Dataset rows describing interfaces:
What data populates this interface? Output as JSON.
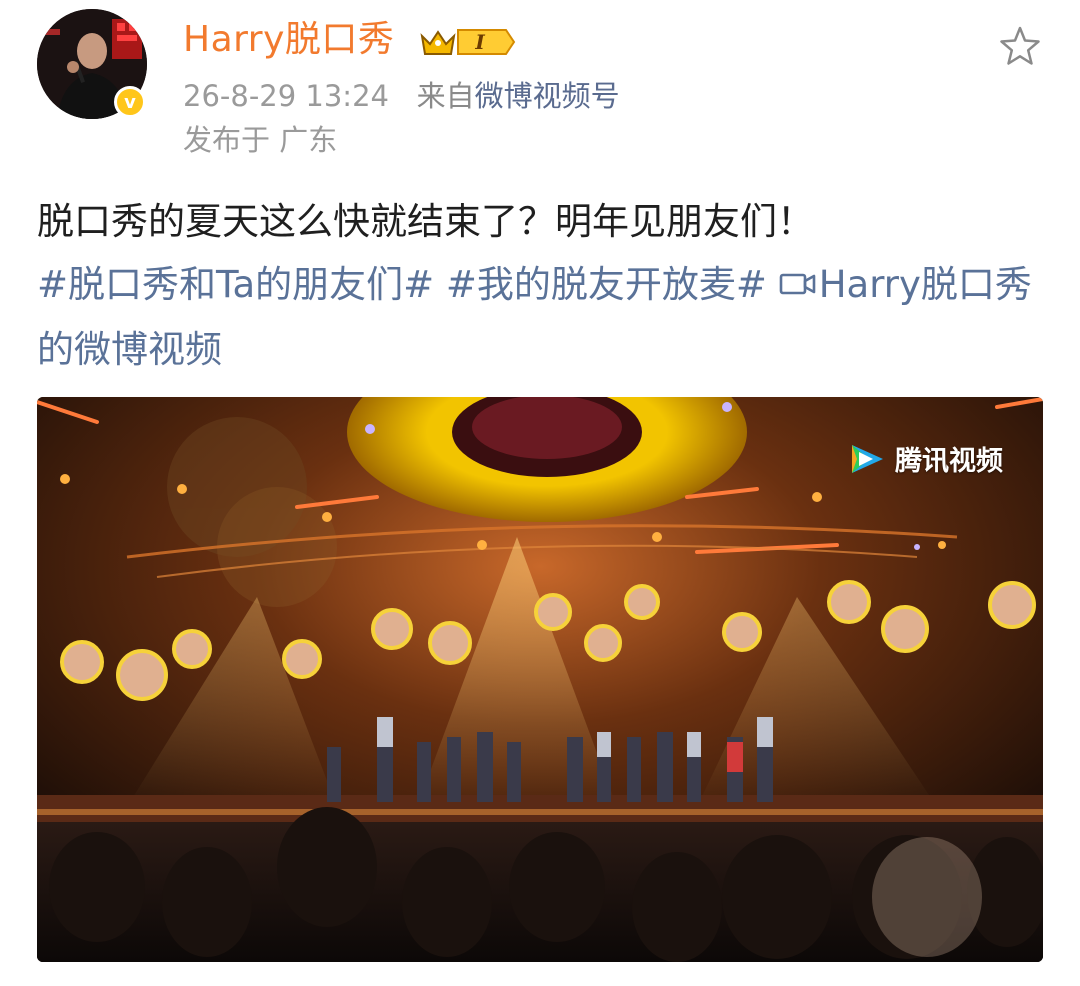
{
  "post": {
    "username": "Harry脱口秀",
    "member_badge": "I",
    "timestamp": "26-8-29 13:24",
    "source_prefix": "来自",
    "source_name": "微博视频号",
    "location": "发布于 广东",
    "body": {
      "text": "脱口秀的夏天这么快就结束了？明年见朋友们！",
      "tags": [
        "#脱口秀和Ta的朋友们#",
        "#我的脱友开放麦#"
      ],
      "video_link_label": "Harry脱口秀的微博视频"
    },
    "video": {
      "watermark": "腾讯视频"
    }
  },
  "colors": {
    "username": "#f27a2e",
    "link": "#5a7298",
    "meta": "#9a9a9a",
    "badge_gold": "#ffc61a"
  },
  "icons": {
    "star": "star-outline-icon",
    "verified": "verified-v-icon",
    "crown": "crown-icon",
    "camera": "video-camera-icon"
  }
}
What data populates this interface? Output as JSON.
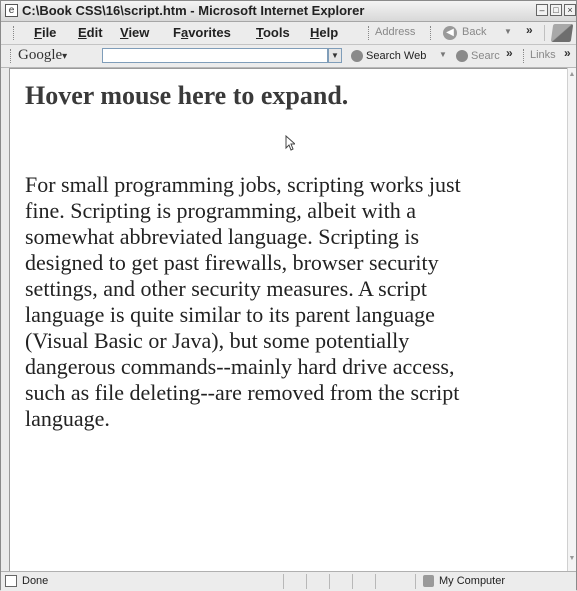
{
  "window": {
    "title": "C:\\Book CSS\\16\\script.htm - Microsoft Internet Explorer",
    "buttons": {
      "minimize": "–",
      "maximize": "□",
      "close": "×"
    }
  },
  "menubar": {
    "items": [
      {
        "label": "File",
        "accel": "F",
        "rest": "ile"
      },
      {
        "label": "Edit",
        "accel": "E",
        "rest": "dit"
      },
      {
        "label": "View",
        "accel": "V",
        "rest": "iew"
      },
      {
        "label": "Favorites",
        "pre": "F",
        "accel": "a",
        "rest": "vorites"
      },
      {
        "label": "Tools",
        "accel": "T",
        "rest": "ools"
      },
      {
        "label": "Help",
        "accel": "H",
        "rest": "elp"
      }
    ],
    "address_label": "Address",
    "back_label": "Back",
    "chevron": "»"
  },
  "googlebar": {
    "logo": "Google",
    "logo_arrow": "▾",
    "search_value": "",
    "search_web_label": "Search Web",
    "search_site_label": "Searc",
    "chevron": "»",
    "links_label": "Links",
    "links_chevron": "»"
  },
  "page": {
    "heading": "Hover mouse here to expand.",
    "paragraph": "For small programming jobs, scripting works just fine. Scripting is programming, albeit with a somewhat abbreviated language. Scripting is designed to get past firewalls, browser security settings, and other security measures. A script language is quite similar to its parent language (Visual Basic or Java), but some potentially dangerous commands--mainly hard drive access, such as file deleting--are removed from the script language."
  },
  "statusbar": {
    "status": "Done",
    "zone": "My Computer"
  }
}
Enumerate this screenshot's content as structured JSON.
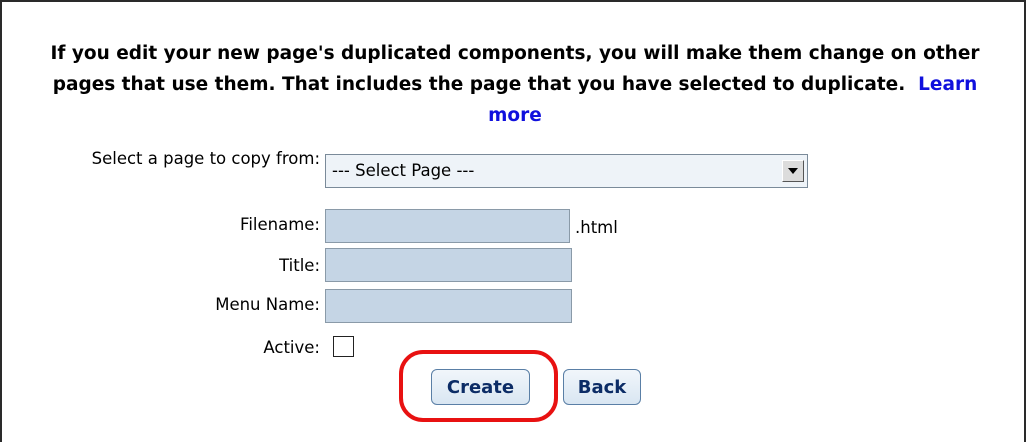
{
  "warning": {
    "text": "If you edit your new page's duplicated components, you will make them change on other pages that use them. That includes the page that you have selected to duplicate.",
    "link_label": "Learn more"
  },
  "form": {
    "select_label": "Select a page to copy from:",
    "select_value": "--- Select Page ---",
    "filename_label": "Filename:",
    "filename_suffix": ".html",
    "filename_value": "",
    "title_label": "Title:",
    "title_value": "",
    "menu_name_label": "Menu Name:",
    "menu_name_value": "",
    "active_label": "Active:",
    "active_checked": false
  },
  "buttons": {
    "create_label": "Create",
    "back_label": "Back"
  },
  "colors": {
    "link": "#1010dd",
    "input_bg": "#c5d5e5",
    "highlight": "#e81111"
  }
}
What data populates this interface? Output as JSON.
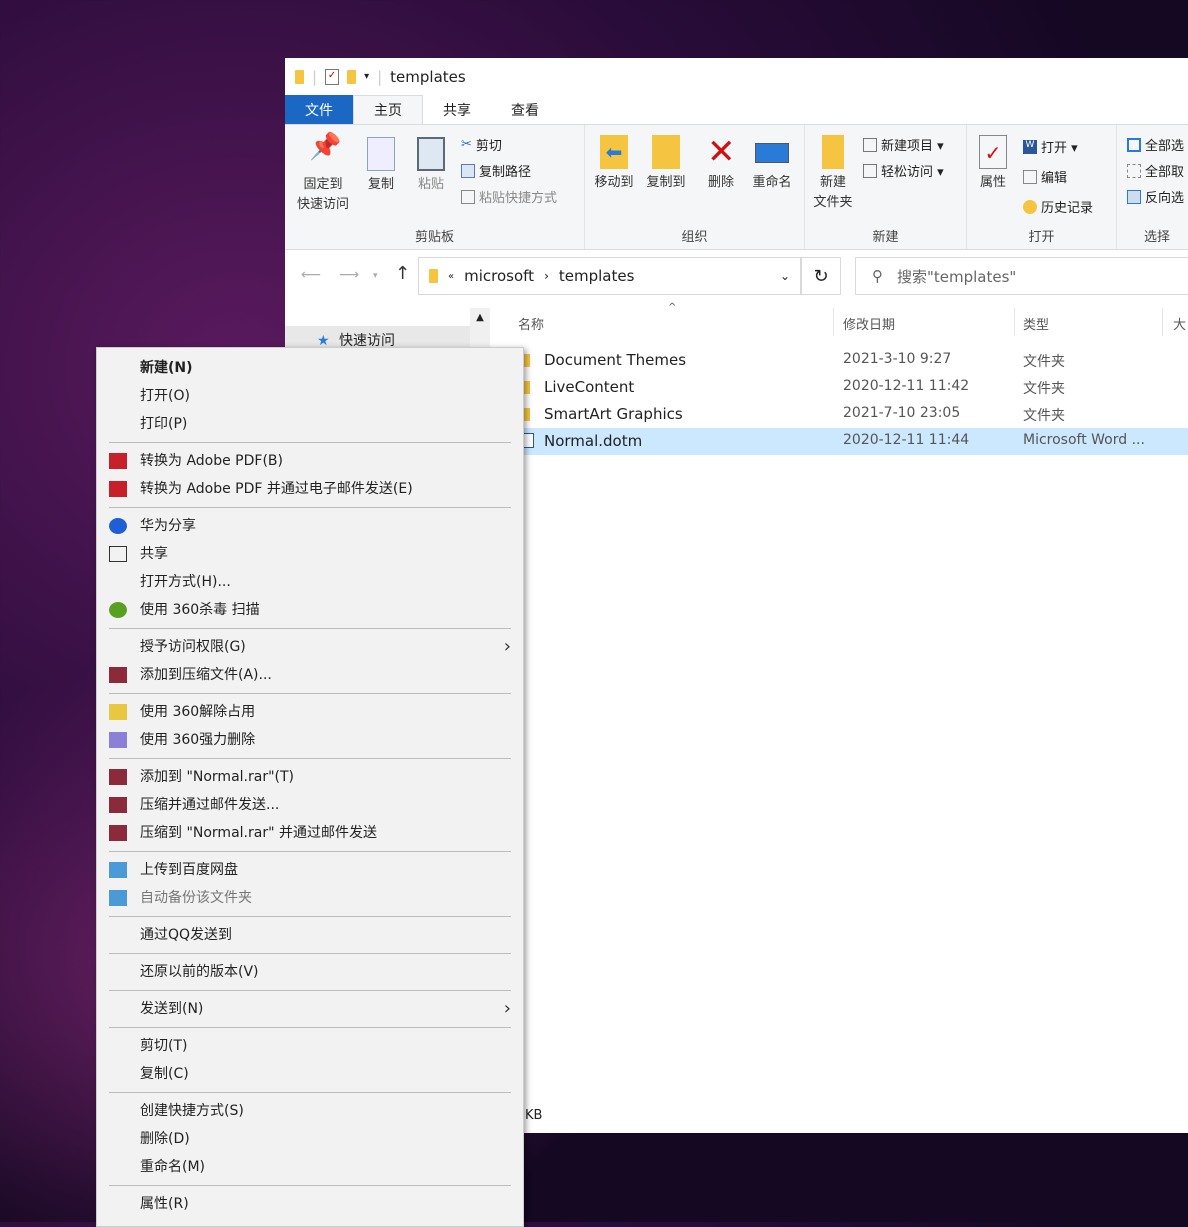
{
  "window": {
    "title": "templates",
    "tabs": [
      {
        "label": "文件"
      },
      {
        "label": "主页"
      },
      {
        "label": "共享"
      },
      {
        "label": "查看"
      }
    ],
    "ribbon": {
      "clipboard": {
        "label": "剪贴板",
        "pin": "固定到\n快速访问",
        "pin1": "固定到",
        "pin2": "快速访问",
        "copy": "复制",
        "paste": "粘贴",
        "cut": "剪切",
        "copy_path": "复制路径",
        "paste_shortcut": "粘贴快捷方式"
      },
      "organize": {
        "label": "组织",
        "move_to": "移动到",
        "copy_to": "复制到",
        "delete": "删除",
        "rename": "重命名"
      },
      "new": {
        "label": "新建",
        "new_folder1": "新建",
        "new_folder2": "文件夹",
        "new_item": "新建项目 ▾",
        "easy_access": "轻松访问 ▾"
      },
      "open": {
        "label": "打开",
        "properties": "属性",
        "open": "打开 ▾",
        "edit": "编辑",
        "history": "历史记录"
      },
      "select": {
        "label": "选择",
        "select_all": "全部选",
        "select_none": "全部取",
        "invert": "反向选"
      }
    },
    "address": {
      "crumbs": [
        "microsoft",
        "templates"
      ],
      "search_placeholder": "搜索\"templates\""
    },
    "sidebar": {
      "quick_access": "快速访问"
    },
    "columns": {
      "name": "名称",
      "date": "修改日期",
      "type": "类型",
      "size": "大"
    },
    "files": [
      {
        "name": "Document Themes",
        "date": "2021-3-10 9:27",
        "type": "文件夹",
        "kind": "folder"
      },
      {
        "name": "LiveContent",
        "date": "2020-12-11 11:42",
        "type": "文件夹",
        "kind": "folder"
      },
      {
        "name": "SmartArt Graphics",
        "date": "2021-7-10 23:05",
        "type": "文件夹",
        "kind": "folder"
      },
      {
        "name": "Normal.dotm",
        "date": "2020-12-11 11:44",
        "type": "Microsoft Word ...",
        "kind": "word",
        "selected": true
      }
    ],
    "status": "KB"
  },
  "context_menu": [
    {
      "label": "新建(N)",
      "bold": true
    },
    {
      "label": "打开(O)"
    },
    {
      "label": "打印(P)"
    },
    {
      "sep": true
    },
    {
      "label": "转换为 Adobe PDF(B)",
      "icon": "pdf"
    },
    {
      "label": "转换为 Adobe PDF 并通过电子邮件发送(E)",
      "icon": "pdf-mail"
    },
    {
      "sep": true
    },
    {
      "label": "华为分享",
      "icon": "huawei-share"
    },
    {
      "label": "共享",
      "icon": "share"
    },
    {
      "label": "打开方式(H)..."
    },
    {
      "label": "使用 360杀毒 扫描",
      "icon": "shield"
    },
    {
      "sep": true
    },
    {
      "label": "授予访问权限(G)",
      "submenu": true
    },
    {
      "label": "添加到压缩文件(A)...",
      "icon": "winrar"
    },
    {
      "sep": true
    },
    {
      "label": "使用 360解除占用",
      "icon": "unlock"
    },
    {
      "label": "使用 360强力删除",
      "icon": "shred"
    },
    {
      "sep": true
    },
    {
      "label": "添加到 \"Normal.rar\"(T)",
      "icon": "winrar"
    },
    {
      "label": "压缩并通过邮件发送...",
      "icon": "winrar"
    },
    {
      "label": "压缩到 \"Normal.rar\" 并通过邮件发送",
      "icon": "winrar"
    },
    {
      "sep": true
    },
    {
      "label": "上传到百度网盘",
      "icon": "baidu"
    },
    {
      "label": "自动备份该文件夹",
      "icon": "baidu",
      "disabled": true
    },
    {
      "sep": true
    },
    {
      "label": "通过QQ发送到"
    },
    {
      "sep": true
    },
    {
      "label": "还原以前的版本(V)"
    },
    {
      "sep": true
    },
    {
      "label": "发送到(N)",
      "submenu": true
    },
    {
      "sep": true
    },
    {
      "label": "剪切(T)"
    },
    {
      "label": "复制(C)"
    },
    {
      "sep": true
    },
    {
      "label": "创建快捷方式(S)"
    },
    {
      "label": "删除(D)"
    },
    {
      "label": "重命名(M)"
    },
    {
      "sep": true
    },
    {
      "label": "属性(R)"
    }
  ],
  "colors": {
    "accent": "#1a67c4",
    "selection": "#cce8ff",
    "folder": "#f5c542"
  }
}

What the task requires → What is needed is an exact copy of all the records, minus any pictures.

Completed exercise →
What data populates this interface? Output as JSON.
{
  "post": {
    "username": "Harry脱口秀",
    "member_badge": "I",
    "timestamp": "26-8-29 13:24",
    "source_prefix": "来自",
    "source_name": "微博视频号",
    "location": "发布于 广东",
    "body": {
      "text": "脱口秀的夏天这么快就结束了？明年见朋友们！",
      "tags": [
        "#脱口秀和Ta的朋友们#",
        "#我的脱友开放麦#"
      ],
      "video_link_label": "Harry脱口秀的微博视频"
    },
    "video": {
      "watermark": "腾讯视频"
    }
  },
  "colors": {
    "username": "#f27a2e",
    "link": "#5a7298",
    "meta": "#9a9a9a",
    "badge_gold": "#ffc61a"
  },
  "icons": {
    "star": "star-outline-icon",
    "verified": "verified-v-icon",
    "crown": "crown-icon",
    "camera": "video-camera-icon"
  }
}
What data populates this interface? Output as JSON.
{
  "window": {
    "title": "C:\\Book CSS\\16\\script.htm - Microsoft Internet Explorer",
    "buttons": {
      "minimize": "–",
      "maximize": "□",
      "close": "×"
    }
  },
  "menubar": {
    "items": [
      {
        "label": "File",
        "accel": "F",
        "rest": "ile"
      },
      {
        "label": "Edit",
        "accel": "E",
        "rest": "dit"
      },
      {
        "label": "View",
        "accel": "V",
        "rest": "iew"
      },
      {
        "label": "Favorites",
        "pre": "F",
        "accel": "a",
        "rest": "vorites"
      },
      {
        "label": "Tools",
        "accel": "T",
        "rest": "ools"
      },
      {
        "label": "Help",
        "accel": "H",
        "rest": "elp"
      }
    ],
    "address_label": "Address",
    "back_label": "Back",
    "chevron": "»"
  },
  "googlebar": {
    "logo": "Google",
    "logo_arrow": "▾",
    "search_value": "",
    "search_web_label": "Search Web",
    "search_site_label": "Searc",
    "chevron": "»",
    "links_label": "Links",
    "links_chevron": "»"
  },
  "page": {
    "heading": "Hover mouse here to expand.",
    "paragraph": "For small programming jobs, scripting works just fine. Scripting is programming, albeit with a somewhat abbreviated language. Scripting is designed to get past firewalls, browser security settings, and other security measures. A script language is quite similar to its parent language (Visual Basic or Java), but some potentially dangerous commands--mainly hard drive access, such as file deleting--are removed from the script language."
  },
  "statusbar": {
    "status": "Done",
    "zone": "My Computer"
  }
}
Enumerate this screenshot's content as structured JSON.
{
  "warning": {
    "text": "If you edit your new page's duplicated components, you will make them change on other pages that use them. That includes the page that you have selected to duplicate.",
    "link_label": "Learn more"
  },
  "form": {
    "select_label": "Select a page to copy from:",
    "select_value": "--- Select Page ---",
    "filename_label": "Filename:",
    "filename_suffix": ".html",
    "filename_value": "",
    "title_label": "Title:",
    "title_value": "",
    "menu_name_label": "Menu Name:",
    "menu_name_value": "",
    "active_label": "Active:",
    "active_checked": false
  },
  "buttons": {
    "create_label": "Create",
    "back_label": "Back"
  },
  "colors": {
    "link": "#1010dd",
    "input_bg": "#c5d5e5",
    "highlight": "#e81111"
  }
}
What data populates this interface? Output as JSON.
{
  "window": {
    "title": "templates",
    "tabs": [
      {
        "label": "文件"
      },
      {
        "label": "主页"
      },
      {
        "label": "共享"
      },
      {
        "label": "查看"
      }
    ],
    "ribbon": {
      "clipboard": {
        "label": "剪贴板",
        "pin": "固定到\n快速访问",
        "pin1": "固定到",
        "pin2": "快速访问",
        "copy": "复制",
        "paste": "粘贴",
        "cut": "剪切",
        "copy_path": "复制路径",
        "paste_shortcut": "粘贴快捷方式"
      },
      "organize": {
        "label": "组织",
        "move_to": "移动到",
        "copy_to": "复制到",
        "delete": "删除",
        "rename": "重命名"
      },
      "new": {
        "label": "新建",
        "new_folder1": "新建",
        "new_folder2": "文件夹",
        "new_item": "新建项目 ▾",
        "easy_access": "轻松访问 ▾"
      },
      "open": {
        "label": "打开",
        "properties": "属性",
        "open": "打开 ▾",
        "edit": "编辑",
        "history": "历史记录"
      },
      "select": {
        "label": "选择",
        "select_all": "全部选",
        "select_none": "全部取",
        "invert": "反向选"
      }
    },
    "address": {
      "crumbs": [
        "microsoft",
        "templates"
      ],
      "search_placeholder": "搜索\"templates\""
    },
    "sidebar": {
      "quick_access": "快速访问"
    },
    "columns": {
      "name": "名称",
      "date": "修改日期",
      "type": "类型",
      "size": "大"
    },
    "files": [
      {
        "name": "Document Themes",
        "date": "2021-3-10 9:27",
        "type": "文件夹",
        "kind": "folder"
      },
      {
        "name": "LiveContent",
        "date": "2020-12-11 11:42",
        "type": "文件夹",
        "kind": "folder"
      },
      {
        "name": "SmartArt Graphics",
        "date": "2021-7-10 23:05",
        "type": "文件夹",
        "kind": "folder"
      },
      {
        "name": "Normal.dotm",
        "date": "2020-12-11 11:44",
        "type": "Microsoft Word ...",
        "kind": "word",
        "selected": true
      }
    ],
    "status": "KB"
  },
  "context_menu": [
    {
      "label": "新建(N)",
      "bold": true
    },
    {
      "label": "打开(O)"
    },
    {
      "label": "打印(P)"
    },
    {
      "sep": true
    },
    {
      "label": "转换为 Adobe PDF(B)",
      "icon": "pdf"
    },
    {
      "label": "转换为 Adobe PDF 并通过电子邮件发送(E)",
      "icon": "pdf-mail"
    },
    {
      "sep": true
    },
    {
      "label": "华为分享",
      "icon": "huawei-share"
    },
    {
      "label": "共享",
      "icon": "share"
    },
    {
      "label": "打开方式(H)..."
    },
    {
      "label": "使用 360杀毒 扫描",
      "icon": "shield"
    },
    {
      "sep": true
    },
    {
      "label": "授予访问权限(G)",
      "submenu": true
    },
    {
      "label": "添加到压缩文件(A)...",
      "icon": "winrar"
    },
    {
      "sep": true
    },
    {
      "label": "使用 360解除占用",
      "icon": "unlock"
    },
    {
      "label": "使用 360强力删除",
      "icon": "shred"
    },
    {
      "sep": true
    },
    {
      "label": "添加到 \"Normal.rar\"(T)",
      "icon": "winrar"
    },
    {
      "label": "压缩并通过邮件发送...",
      "icon": "winrar"
    },
    {
      "label": "压缩到 \"Normal.rar\" 并通过邮件发送",
      "icon": "winrar"
    },
    {
      "sep": true
    },
    {
      "label": "上传到百度网盘",
      "icon": "baidu"
    },
    {
      "label": "自动备份该文件夹",
      "icon": "baidu",
      "disabled": true
    },
    {
      "sep": true
    },
    {
      "label": "通过QQ发送到"
    },
    {
      "sep": true
    },
    {
      "label": "还原以前的版本(V)"
    },
    {
      "sep": true
    },
    {
      "label": "发送到(N)",
      "submenu": true
    },
    {
      "sep": true
    },
    {
      "label": "剪切(T)"
    },
    {
      "label": "复制(C)"
    },
    {
      "sep": true
    },
    {
      "label": "创建快捷方式(S)"
    },
    {
      "label": "删除(D)"
    },
    {
      "label": "重命名(M)"
    },
    {
      "sep": true
    },
    {
      "label": "属性(R)"
    }
  ],
  "colors": {
    "accent": "#1a67c4",
    "selection": "#cce8ff",
    "folder": "#f5c542"
  }
}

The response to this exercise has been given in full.